CMS proposes changes to ACA network adequacy, standardized planning rules
According to a draft regulation released Monday, the Centers for Medicare and Medicaid Services aims to reduce the number of non-standard policies offered on health insurance exchanges while increasing availability of providers in the service provider’s network.
The proposed rule would require participating health insurance companies to comply with state and federal network coverage standards and would review their contracts with regulatory centers. substance use disorder treatment and mental health facilities to ensure providers are available to members. CMS will require insurance companies to promote their coverage of substance use disorders and psychiatric treatments by organizing providers into separate categories and guidelines. Insurers include at least 35% of their providers in any particular market in their networks.
The agency also aims to increase the availability of standardization plan and limit the number of non-standardized health plans sold on exchanges. CMS will limit the number of denormalized packages that carriers can offer for every type of network at each metal level to two. According to a CMS fact sheet, the average number of plans for consumers has skyrocketed from 27 in 2019 to 131 in 2023.
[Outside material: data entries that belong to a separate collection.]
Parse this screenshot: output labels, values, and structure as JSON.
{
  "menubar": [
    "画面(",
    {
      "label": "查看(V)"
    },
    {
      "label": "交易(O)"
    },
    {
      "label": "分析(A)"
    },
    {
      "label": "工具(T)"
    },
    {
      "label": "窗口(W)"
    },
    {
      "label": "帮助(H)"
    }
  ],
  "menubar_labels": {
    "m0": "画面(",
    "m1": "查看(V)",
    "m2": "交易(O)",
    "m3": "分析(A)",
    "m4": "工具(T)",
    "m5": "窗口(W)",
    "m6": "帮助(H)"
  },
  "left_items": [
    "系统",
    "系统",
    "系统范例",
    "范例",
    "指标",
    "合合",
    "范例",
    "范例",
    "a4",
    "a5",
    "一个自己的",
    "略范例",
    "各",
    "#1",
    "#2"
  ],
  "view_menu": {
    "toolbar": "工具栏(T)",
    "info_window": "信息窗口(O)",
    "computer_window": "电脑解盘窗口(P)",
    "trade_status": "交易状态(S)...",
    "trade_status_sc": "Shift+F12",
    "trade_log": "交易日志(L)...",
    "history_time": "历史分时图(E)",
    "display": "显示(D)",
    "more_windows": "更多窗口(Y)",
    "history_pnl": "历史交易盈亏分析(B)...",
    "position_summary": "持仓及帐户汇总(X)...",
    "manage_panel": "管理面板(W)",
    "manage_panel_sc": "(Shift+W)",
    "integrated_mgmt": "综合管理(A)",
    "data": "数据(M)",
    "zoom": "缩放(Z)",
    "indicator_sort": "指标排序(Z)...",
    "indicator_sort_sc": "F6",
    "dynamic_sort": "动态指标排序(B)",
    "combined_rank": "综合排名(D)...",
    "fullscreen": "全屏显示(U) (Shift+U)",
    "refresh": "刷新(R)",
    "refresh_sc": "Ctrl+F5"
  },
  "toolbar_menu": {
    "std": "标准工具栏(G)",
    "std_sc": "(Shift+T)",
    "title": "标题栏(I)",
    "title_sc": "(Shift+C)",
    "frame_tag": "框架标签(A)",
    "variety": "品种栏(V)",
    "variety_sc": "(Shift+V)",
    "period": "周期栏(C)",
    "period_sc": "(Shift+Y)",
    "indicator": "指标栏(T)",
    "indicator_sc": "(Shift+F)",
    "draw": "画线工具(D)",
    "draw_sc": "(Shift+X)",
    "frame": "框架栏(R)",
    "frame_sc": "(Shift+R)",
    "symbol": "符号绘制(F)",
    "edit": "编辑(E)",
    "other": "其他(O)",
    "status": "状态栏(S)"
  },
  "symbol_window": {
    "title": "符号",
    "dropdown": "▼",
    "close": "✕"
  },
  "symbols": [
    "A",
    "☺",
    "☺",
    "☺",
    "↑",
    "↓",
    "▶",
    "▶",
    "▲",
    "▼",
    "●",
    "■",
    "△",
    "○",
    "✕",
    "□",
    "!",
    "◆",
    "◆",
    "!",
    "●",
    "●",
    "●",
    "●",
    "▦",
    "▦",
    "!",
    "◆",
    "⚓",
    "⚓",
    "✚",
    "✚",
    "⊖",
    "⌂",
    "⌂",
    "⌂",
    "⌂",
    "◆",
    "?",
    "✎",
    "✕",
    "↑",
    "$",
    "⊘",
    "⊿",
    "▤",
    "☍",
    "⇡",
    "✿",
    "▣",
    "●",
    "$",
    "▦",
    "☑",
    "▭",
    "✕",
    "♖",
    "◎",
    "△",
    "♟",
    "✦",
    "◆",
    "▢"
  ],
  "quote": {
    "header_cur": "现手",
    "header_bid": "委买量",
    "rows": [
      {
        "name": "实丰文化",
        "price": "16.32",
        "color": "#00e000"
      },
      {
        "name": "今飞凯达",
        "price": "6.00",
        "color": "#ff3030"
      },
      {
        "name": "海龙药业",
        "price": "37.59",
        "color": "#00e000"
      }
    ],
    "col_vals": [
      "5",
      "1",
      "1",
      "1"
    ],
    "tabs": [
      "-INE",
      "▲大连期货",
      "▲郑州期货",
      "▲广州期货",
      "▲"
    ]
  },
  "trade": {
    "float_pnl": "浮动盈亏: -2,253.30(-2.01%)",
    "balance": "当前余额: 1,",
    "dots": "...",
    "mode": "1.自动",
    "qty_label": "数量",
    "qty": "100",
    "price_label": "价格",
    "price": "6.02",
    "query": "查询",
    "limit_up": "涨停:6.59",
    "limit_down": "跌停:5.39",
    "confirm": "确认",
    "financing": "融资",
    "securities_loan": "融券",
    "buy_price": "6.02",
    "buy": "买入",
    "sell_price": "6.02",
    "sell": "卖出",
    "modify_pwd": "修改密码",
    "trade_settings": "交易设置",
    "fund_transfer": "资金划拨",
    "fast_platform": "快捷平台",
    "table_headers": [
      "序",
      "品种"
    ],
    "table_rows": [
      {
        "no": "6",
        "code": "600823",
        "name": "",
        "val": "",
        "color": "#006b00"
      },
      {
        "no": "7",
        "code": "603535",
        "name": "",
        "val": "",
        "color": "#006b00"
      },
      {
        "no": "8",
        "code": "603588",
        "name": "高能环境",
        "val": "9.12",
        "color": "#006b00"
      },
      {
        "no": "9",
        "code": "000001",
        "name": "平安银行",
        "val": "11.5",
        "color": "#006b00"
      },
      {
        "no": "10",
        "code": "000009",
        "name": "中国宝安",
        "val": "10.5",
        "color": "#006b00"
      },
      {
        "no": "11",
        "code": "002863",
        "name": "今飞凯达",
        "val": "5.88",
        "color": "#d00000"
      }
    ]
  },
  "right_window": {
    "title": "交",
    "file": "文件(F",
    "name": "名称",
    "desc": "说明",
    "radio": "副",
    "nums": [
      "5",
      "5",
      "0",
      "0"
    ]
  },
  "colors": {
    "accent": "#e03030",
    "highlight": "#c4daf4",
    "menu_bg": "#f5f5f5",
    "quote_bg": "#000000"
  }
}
For example, exchange insurers can only sell two gold, non-standard HMOs and two gold, non-standard PPOs per service area. The agency is considering asking insurers to group plans by county, metal grade, product type, etc., as a way to simplify comparative shopping. This requirement will only apply to insurance companies that sell in states that use the federal marketplace platform.
Regulation predicts that the Children’s Health Insurance and Medicaid eligibility redetermination process will begin when the federal government’s COVID-19 public health emergency ends effect. CMS proposes setting up a special subscription period for those who lose Medicaid or CHIP benefits because their incomes increased during the pandemic, when states weren’t allowed to cut their benefit roles in exchange for federal COVID-19 relief. An estimated 18 million low-income adults and children could lose coverage when the emergency designation expires, according to the Robert Wood Johnson Foundation. The public health emergency is currently scheduled to end in April.
The 2024 Notice of Benefits and Payment Specifications proposed rule also includes provisions to:
- Reduced user fees charged by insurers by 0.25% in both the federal and state markets. Carriers will pay a 2.5% premium for plans sold in the federal market and 2% premium for plans sold in the state market.
- Allows exchange navigators to visit individuals’ homes and help them apply for health insurance on their first visit. Navigators are now allowed to visit customers’ homes, but are not allowed to register them the first time they meet.
- Update the risk-adjusted data that plans must file for 2024 and charge each member of the insurance company to calculate how much they owe or are owed under the federal program. The risk-adjusted program requires plans that insure healthier customers pay out to insurers whose policyholders are sicker and more expensive.
- Modify the automated application process for low-income consumers to direct those eligible for cost-sharing reductions to silver plans with a provider network similar to current bronze plans their.
- Review package names to make sure they accurately describe the product. CMS will require plans to submit a marketing name for their plan for federal or state approval.
- Ask the broker to confirm with the client about income and other personal information before submitting the application. CMS aims to extend the time it takes for the Department of Health and Human Services to resolve consumer complaints against brokers.